Website and app data records
━━━━
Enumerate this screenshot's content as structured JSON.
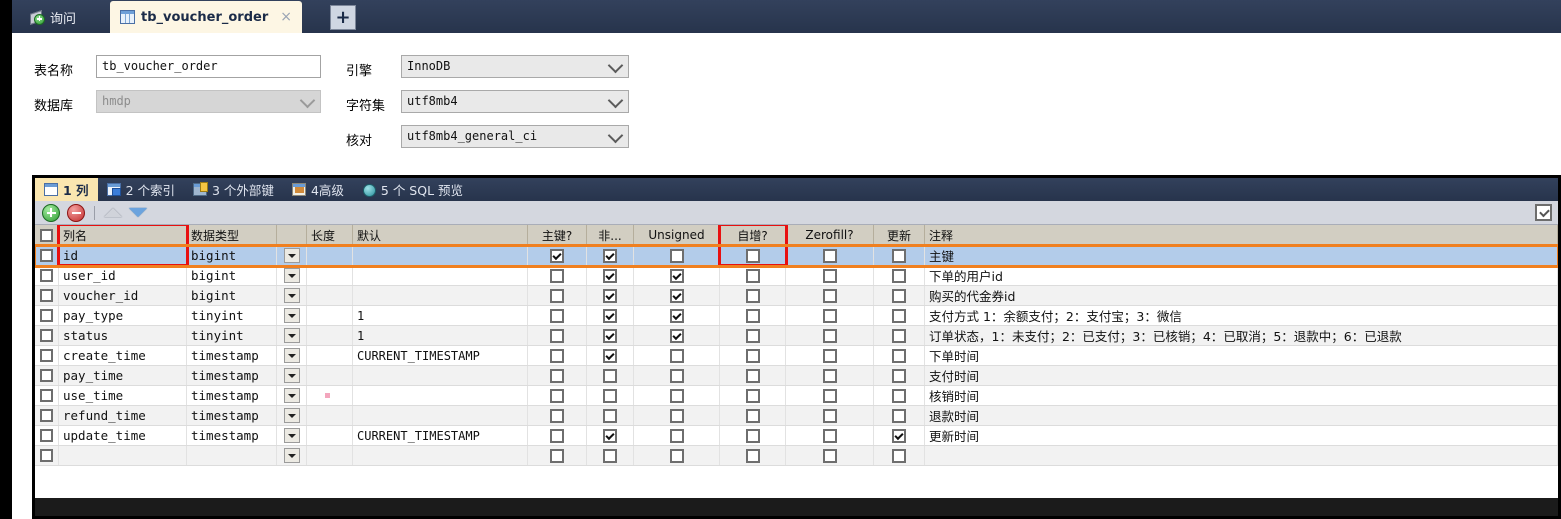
{
  "window": {
    "tabs": {
      "query_label": "询问",
      "active_label": "tb_voucher_order",
      "close_label": "×",
      "plus_label": "+"
    }
  },
  "form": {
    "table_name_label": "表名称",
    "table_name_value": "tb_voucher_order",
    "database_label": "数据库",
    "database_value": "hmdp",
    "engine_label": "引擎",
    "engine_value": "InnoDB",
    "charset_label": "字符集",
    "charset_value": "utf8mb4",
    "collation_label": "核对",
    "collation_value": "utf8mb4_general_ci"
  },
  "subtabs": [
    {
      "label": "1 列",
      "icon": "table-icon",
      "active": true
    },
    {
      "label": "2 个索引",
      "icon": "index-icon",
      "active": false
    },
    {
      "label": "3 个外部键",
      "icon": "foreign-key-icon",
      "active": false
    },
    {
      "label": "4高级",
      "icon": "advanced-icon",
      "active": false
    },
    {
      "label": "5 个 SQL 预览",
      "icon": "sql-preview-icon",
      "active": false
    }
  ],
  "toolbar": {
    "add_label": "添加栏位",
    "delete_label": "删除栏位",
    "move_up_label": "上移",
    "move_down_label": "下移"
  },
  "grid": {
    "headers": [
      "",
      "列名",
      "数据类型",
      "",
      "长度",
      "默认",
      "主键?",
      "非...",
      "Unsigned",
      "自增?",
      "Zerofill?",
      "更新",
      "注释"
    ],
    "highlighted_headers": [
      "列名",
      "自增?"
    ],
    "rows": [
      {
        "name": "id",
        "type": "bigint",
        "length": "",
        "default": "",
        "pk": true,
        "notnull": true,
        "unsigned": false,
        "autoinc": false,
        "zerofill": false,
        "update": false,
        "comment": "主键",
        "selected": true
      },
      {
        "name": "user_id",
        "type": "bigint",
        "length": "",
        "default": "",
        "pk": false,
        "notnull": true,
        "unsigned": true,
        "autoinc": false,
        "zerofill": false,
        "update": false,
        "comment": "下单的用户id",
        "selected": false
      },
      {
        "name": "voucher_id",
        "type": "bigint",
        "length": "",
        "default": "",
        "pk": false,
        "notnull": true,
        "unsigned": true,
        "autoinc": false,
        "zerofill": false,
        "update": false,
        "comment": "购买的代金券id",
        "selected": false
      },
      {
        "name": "pay_type",
        "type": "tinyint",
        "length": "",
        "default": "1",
        "pk": false,
        "notnull": true,
        "unsigned": true,
        "autoinc": false,
        "zerofill": false,
        "update": false,
        "comment": "支付方式 1：余额支付；2：支付宝；3：微信",
        "selected": false
      },
      {
        "name": "status",
        "type": "tinyint",
        "length": "",
        "default": "1",
        "pk": false,
        "notnull": true,
        "unsigned": true,
        "autoinc": false,
        "zerofill": false,
        "update": false,
        "comment": "订单状态，1：未支付；2：已支付；3：已核销；4：已取消；5：退款中；6：已退款",
        "selected": false
      },
      {
        "name": "create_time",
        "type": "timestamp",
        "length": "",
        "default": "CURRENT_TIMESTAMP",
        "pk": false,
        "notnull": true,
        "unsigned": false,
        "autoinc": false,
        "zerofill": false,
        "update": false,
        "comment": "下单时间",
        "selected": false
      },
      {
        "name": "pay_time",
        "type": "timestamp",
        "length": "",
        "default": "",
        "pk": false,
        "notnull": false,
        "unsigned": false,
        "autoinc": false,
        "zerofill": false,
        "update": false,
        "comment": "支付时间",
        "selected": false
      },
      {
        "name": "use_time",
        "type": "timestamp",
        "length": "",
        "default": "",
        "pk": false,
        "notnull": false,
        "unsigned": false,
        "autoinc": false,
        "zerofill": false,
        "update": false,
        "comment": "核销时间",
        "selected": false
      },
      {
        "name": "refund_time",
        "type": "timestamp",
        "length": "",
        "default": "",
        "pk": false,
        "notnull": false,
        "unsigned": false,
        "autoinc": false,
        "zerofill": false,
        "update": false,
        "comment": "退款时间",
        "selected": false
      },
      {
        "name": "update_time",
        "type": "timestamp",
        "length": "",
        "default": "CURRENT_TIMESTAMP",
        "pk": false,
        "notnull": true,
        "unsigned": false,
        "autoinc": false,
        "zerofill": false,
        "update": true,
        "comment": "更新时间",
        "selected": false
      },
      {
        "name": "",
        "type": "",
        "length": "",
        "default": "",
        "pk": false,
        "notnull": false,
        "unsigned": false,
        "autoinc": false,
        "zerofill": false,
        "update": false,
        "comment": "",
        "selected": false
      }
    ]
  },
  "colors": {
    "accent_orange": "#f08020",
    "accent_red": "#e81010",
    "selection_blue": "#b3ccea",
    "tab_active_yellow": "#fae6b0",
    "titlebar": "#2b3a55"
  }
}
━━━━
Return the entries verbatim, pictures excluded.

**Response:**
Enumerate this screenshot's content as structured JSON.
{
  "window": {
    "tabs": {
      "query_label": "询问",
      "active_label": "tb_voucher_order",
      "close_label": "×",
      "plus_label": "+"
    }
  },
  "form": {
    "table_name_label": "表名称",
    "table_name_value": "tb_voucher_order",
    "database_label": "数据库",
    "database_value": "hmdp",
    "engine_label": "引擎",
    "engine_value": "InnoDB",
    "charset_label": "字符集",
    "charset_value": "utf8mb4",
    "collation_label": "核对",
    "collation_value": "utf8mb4_general_ci"
  },
  "subtabs": [
    {
      "label": "1 列",
      "icon": "table-icon",
      "active": true
    },
    {
      "label": "2 个索引",
      "icon": "index-icon",
      "active": false
    },
    {
      "label": "3 个外部键",
      "icon": "foreign-key-icon",
      "active": false
    },
    {
      "label": "4高级",
      "icon": "advanced-icon",
      "active": false
    },
    {
      "label": "5 个 SQL 预览",
      "icon": "sql-preview-icon",
      "active": false
    }
  ],
  "toolbar": {
    "add_label": "添加栏位",
    "delete_label": "删除栏位",
    "move_up_label": "上移",
    "move_down_label": "下移"
  },
  "grid": {
    "headers": [
      "",
      "列名",
      "数据类型",
      "",
      "长度",
      "默认",
      "主键?",
      "非...",
      "Unsigned",
      "自增?",
      "Zerofill?",
      "更新",
      "注释"
    ],
    "highlighted_headers": [
      "列名",
      "自增?"
    ],
    "rows": [
      {
        "name": "id",
        "type": "bigint",
        "length": "",
        "default": "",
        "pk": true,
        "notnull": true,
        "unsigned": false,
        "autoinc": false,
        "zerofill": false,
        "update": false,
        "comment": "主键",
        "selected": true
      },
      {
        "name": "user_id",
        "type": "bigint",
        "length": "",
        "default": "",
        "pk": false,
        "notnull": true,
        "unsigned": true,
        "autoinc": false,
        "zerofill": false,
        "update": false,
        "comment": "下单的用户id",
        "selected": false
      },
      {
        "name": "voucher_id",
        "type": "bigint",
        "length": "",
        "default": "",
        "pk": false,
        "notnull": true,
        "unsigned": true,
        "autoinc": false,
        "zerofill": false,
        "update": false,
        "comment": "购买的代金券id",
        "selected": false
      },
      {
        "name": "pay_type",
        "type": "tinyint",
        "length": "",
        "default": "1",
        "pk": false,
        "notnull": true,
        "unsigned": true,
        "autoinc": false,
        "zerofill": false,
        "update": false,
        "comment": "支付方式 1：余额支付；2：支付宝；3：微信",
        "selected": false
      },
      {
        "name": "status",
        "type": "tinyint",
        "length": "",
        "default": "1",
        "pk": false,
        "notnull": true,
        "unsigned": true,
        "autoinc": false,
        "zerofill": false,
        "update": false,
        "comment": "订单状态，1：未支付；2：已支付；3：已核销；4：已取消；5：退款中；6：已退款",
        "selected": false
      },
      {
        "name": "create_time",
        "type": "timestamp",
        "length": "",
        "default": "CURRENT_TIMESTAMP",
        "pk": false,
        "notnull": true,
        "unsigned": false,
        "autoinc": false,
        "zerofill": false,
        "update": false,
        "comment": "下单时间",
        "selected": false
      },
      {
        "name": "pay_time",
        "type": "timestamp",
        "length": "",
        "default": "",
        "pk": false,
        "notnull": false,
        "unsigned": false,
        "autoinc": false,
        "zerofill": false,
        "update": false,
        "comment": "支付时间",
        "selected": false
      },
      {
        "name": "use_time",
        "type": "timestamp",
        "length": "",
        "default": "",
        "pk": false,
        "notnull": false,
        "unsigned": false,
        "autoinc": false,
        "zerofill": false,
        "update": false,
        "comment": "核销时间",
        "selected": false
      },
      {
        "name": "refund_time",
        "type": "timestamp",
        "length": "",
        "default": "",
        "pk": false,
        "notnull": false,
        "unsigned": false,
        "autoinc": false,
        "zerofill": false,
        "update": false,
        "comment": "退款时间",
        "selected": false
      },
      {
        "name": "update_time",
        "type": "timestamp",
        "length": "",
        "default": "CURRENT_TIMESTAMP",
        "pk": false,
        "notnull": true,
        "unsigned": false,
        "autoinc": false,
        "zerofill": false,
        "update": true,
        "comment": "更新时间",
        "selected": false
      },
      {
        "name": "",
        "type": "",
        "length": "",
        "default": "",
        "pk": false,
        "notnull": false,
        "unsigned": false,
        "autoinc": false,
        "zerofill": false,
        "update": false,
        "comment": "",
        "selected": false
      }
    ]
  },
  "colors": {
    "accent_orange": "#f08020",
    "accent_red": "#e81010",
    "selection_blue": "#b3ccea",
    "tab_active_yellow": "#fae6b0",
    "titlebar": "#2b3a55"
  }
}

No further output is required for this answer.